In fact, throughout this
crisis situation, there's been a conspicuous failure of Bush Administration policy to achieve American goals on the Korean peninsula. For starters, it may well be that Bush's "Axis of Evil" speech and stated support for preemption made an already-paranoid North Korean government even more fearful and prompted this confrontation. There's also this disquieting analysis indicating that North Korean dictator Kim Jong Il may be more confrontational than his late father and less likely to compromise for fear of appearing weak before Korea's powerful generals.
We absolutely must pursue a foreign policy congruent with American goals. Haughty insistence that North Korea make concessions before negotiations begin is foolhardy in light of the fact that negotiations are what we want. This policy is doomed to failure, and the possible outcomes are a choice between bad or worse: Either Korea refuses to comply, and no negotiations occur, denying America one of its objectives, or Korea refuses to comply and negotiations occur anyway, thus weakening the US hand.
I'd love to hear evidence or argument suggesting that the Bush Administration's stance toward North Korea is the result of some clever strategy--or indeed, any coherent policy at all. Of course, such an argument would have to be weighed against ample evidence to the contrary. Sadly, all indications point toward policy--such as it is--being crafted by the White House political establishment with an eye toward selling the administration's policies (*cough*Iraq*cough*), not achieving American objectives.
One last thing...I've heard hawks saying argue that the Korean situation only proves that we need to confront Saddam militarily now, while he hasn't yet developed nukes. That argument stinks on ice, as it implies that we're only strong in the face of weaker nations, and pussycats against foes packing a greater threat (in short, the classic traits of a bully). Policy based on such a concept, rather than ensuring security, leads inevitably to destabilization, as it motivates hostile nations to develop nukes as an anti-interventionist trump card. Great going, guys.

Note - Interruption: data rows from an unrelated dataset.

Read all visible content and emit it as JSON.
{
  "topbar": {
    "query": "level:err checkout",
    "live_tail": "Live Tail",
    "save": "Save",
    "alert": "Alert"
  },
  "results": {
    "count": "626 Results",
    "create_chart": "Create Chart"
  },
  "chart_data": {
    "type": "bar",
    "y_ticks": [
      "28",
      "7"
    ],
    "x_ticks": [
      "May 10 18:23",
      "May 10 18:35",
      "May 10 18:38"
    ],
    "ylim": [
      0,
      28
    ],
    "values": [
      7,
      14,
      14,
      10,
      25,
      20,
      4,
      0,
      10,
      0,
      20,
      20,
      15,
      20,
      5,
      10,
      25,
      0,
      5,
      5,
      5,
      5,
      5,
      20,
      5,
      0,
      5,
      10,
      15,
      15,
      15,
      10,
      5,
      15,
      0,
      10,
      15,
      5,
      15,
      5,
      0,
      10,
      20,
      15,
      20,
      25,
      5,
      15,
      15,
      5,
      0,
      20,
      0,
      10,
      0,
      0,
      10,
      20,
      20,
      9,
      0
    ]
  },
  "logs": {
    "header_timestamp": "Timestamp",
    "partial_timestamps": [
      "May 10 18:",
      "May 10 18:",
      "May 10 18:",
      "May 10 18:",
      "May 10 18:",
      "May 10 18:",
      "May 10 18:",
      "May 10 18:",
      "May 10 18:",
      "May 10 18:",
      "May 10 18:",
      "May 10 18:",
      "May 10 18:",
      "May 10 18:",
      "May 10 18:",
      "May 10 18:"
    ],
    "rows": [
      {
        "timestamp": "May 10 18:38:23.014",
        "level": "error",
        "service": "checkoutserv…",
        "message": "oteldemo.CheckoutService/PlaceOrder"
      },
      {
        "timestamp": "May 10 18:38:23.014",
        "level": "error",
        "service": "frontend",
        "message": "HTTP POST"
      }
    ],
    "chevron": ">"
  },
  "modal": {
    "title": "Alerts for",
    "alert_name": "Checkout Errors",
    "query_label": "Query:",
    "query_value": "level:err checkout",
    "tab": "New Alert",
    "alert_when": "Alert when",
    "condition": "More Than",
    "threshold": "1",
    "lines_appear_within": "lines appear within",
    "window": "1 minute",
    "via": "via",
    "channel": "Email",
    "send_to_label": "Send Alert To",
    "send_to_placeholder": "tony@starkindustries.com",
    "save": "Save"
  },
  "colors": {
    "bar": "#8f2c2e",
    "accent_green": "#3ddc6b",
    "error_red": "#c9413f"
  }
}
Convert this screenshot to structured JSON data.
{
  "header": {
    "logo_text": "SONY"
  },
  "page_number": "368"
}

(Update: I've combined this formerly two-section post into one.)